The example entry here tells dovecot to look for Maildir-type storage, in the directory named MAILDIR.IMAP in the user's home directory. This can also be defined in the environmental variable named MAIL; see the mail-storages.txt documentation file in the distribution for more information.
When dovecot is configured the way you want, link the service into /service to bring it up:
# ln -s /var/svc.d/dovecot-imapd /service/dovecot-imapd
Check it out with an ucspi-tcp mconnect dialogue; the stuff we enter is in bold:
$ mconnect "" 143 * OK dovecot ready. a01 login user password a01 OK Logged in. a02 capability * CAPABILITY IMAP4rev1 SORT THREAD=REFERENCES MULTIAPPEND * UNSELECT LITERAL+ IDLE CHILDREN LISTEXT LIST-SUBSCRIBED a02 OK Capability completed. a03 select inbox * FLAGS (\Answered \Flagged \Deleted \Seen \Draft) * OK [PERMANENTFLAGS (\Answered \Flagged \Deleted \Seen \Draft * \*)] Flags permitted. * 177 EXISTS * 0 RECENT * OK [UNSEEN 174] First unseen. * OK [UIDVALIDITY 1074767998] UIDs valid * OK [UIDNEXT 179] Predicted next UID a03 OK [READ-WRITE] Select completed. a04 logout * BYE Logging out a04 OK Logout completed.
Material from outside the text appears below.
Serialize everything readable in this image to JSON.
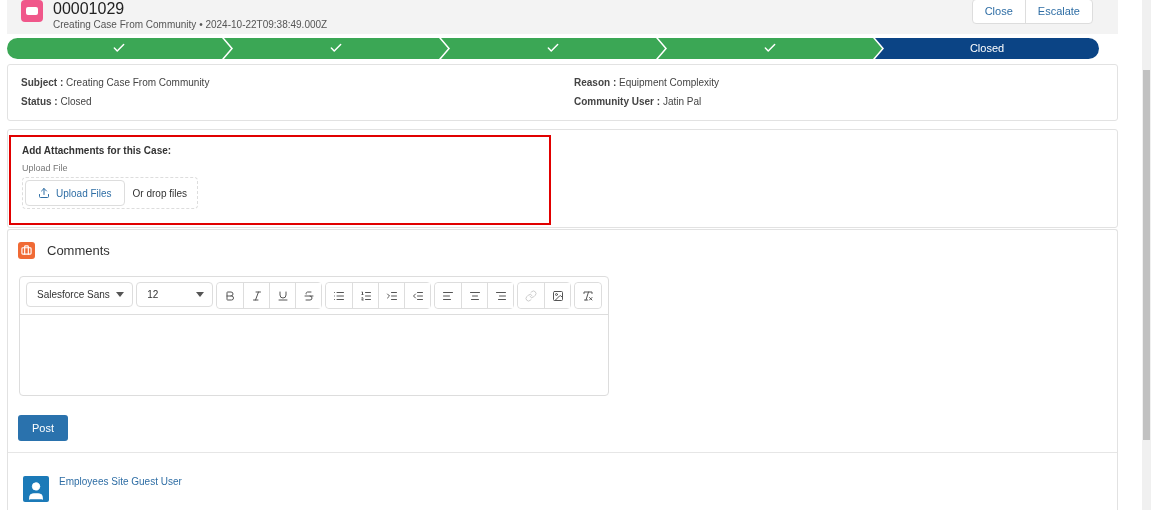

In actual usage, we found Dovecot to be quick. It follows a different folder naming convention from Courier, though. Dovecot will name sub-folders .Send, .Drafts, .Trash, etc., while Courier uses INBOX.Send, INBOX.Drafts, etc. Not that you'll ever be switching back and forth among IMAP servers, but if you do, you may need to work out some symlinks to accomodate the differences.
Note that it is possible to run the executable imap-login in a daemontools service with tcpserver. Here's a sample "run" script to try out. When run this way, imap-login itself will call the dovecot supervisor with an --inetd option; you don't need a separate service for dovecot.
There are a couple downsides to such an arrangement, however:
We found that the multilogger will only log the imap-login process; you won't see anything else going on with Dovecot (specifically, logging for the imap server executable.)
You can't specify an alternative configuration file location; the path used to find dovecot.conf is the one hard-wired into the executable with the --sysconfdir path as set when the package was built.
Later on we will review some djb-way-like tools that we can use to work around some of these limitations. Until then, give this setup a try. You may find Dovecot to be the perfect IMAP server for your own pigeon-holes.
Copyright © 2003, 2004 Wayne Marshall.
All rights reserved.
Last edit 2004.01.27, wcm.